Description of the task:
Return each record shown below exactly, with none omitted.

[Opening Excerpted data section]

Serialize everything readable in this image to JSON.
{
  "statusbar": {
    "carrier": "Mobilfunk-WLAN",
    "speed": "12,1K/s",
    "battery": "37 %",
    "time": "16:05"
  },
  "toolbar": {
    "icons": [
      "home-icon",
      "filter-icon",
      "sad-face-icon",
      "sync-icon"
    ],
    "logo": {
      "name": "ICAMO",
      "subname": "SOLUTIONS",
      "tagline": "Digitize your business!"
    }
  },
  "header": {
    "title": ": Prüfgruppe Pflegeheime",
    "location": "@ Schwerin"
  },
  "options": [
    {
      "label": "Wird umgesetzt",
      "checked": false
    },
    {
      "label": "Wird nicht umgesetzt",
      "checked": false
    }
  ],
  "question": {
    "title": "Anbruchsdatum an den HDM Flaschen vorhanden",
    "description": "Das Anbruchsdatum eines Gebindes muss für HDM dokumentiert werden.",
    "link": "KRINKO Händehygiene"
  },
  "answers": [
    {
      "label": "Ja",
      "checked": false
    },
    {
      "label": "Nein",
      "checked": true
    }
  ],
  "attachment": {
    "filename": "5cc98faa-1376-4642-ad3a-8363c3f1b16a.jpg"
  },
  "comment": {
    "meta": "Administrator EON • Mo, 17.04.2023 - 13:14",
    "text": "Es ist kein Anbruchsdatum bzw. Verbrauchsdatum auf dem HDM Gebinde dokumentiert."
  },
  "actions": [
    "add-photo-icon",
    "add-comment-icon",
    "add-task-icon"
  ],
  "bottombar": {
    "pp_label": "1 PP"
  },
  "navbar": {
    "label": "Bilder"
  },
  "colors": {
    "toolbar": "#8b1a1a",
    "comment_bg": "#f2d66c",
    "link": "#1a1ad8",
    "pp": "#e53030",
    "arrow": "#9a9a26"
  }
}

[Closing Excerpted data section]

Written solution:
Serialize everything readable in this image to JSON.
{
  "statusbar": {
    "carrier": "Mobilfunk-WLAN",
    "speed": "12,1K/s",
    "battery": "37 %",
    "time": "16:05"
  },
  "toolbar": {
    "icons": [
      "home-icon",
      "filter-icon",
      "sad-face-icon",
      "sync-icon"
    ],
    "logo": {
      "name": "ICAMO",
      "subname": "SOLUTIONS",
      "tagline": "Digitize your business!"
    }
  },
  "header": {
    "title": ": Prüfgruppe Pflegeheime",
    "location": "@ Schwerin"
  },
  "options": [
    {
      "label": "Wird umgesetzt",
      "checked": false
    },
    {
      "label": "Wird nicht umgesetzt",
      "checked": false
    }
  ],
  "question": {
    "title": "Anbruchsdatum an den HDM Flaschen vorhanden",
    "description": "Das Anbruchsdatum eines Gebindes muss für HDM dokumentiert werden.",
    "link": "KRINKO Händehygiene"
  },
  "answers": [
    {
      "label": "Ja",
      "checked": false
    },
    {
      "label": "Nein",
      "checked": true
    }
  ],
  "attachment": {
    "filename": "5cc98faa-1376-4642-ad3a-8363c3f1b16a.jpg"
  },
  "comment": {
    "meta": "Administrator EON • Mo, 17.04.2023 - 13:14",
    "text": "Es ist kein Anbruchsdatum bzw. Verbrauchsdatum auf dem HDM Gebinde dokumentiert."
  },
  "actions": [
    "add-photo-icon",
    "add-comment-icon",
    "add-task-icon"
  ],
  "bottombar": {
    "pp_label": "1 PP"
  },
  "navbar": {
    "label": "Bilder"
  },
  "colors": {
    "toolbar": "#8b1a1a",
    "comment_bg": "#f2d66c",
    "link": "#1a1ad8",
    "pp": "#e53030",
    "arrow": "#9a9a26"
  }
}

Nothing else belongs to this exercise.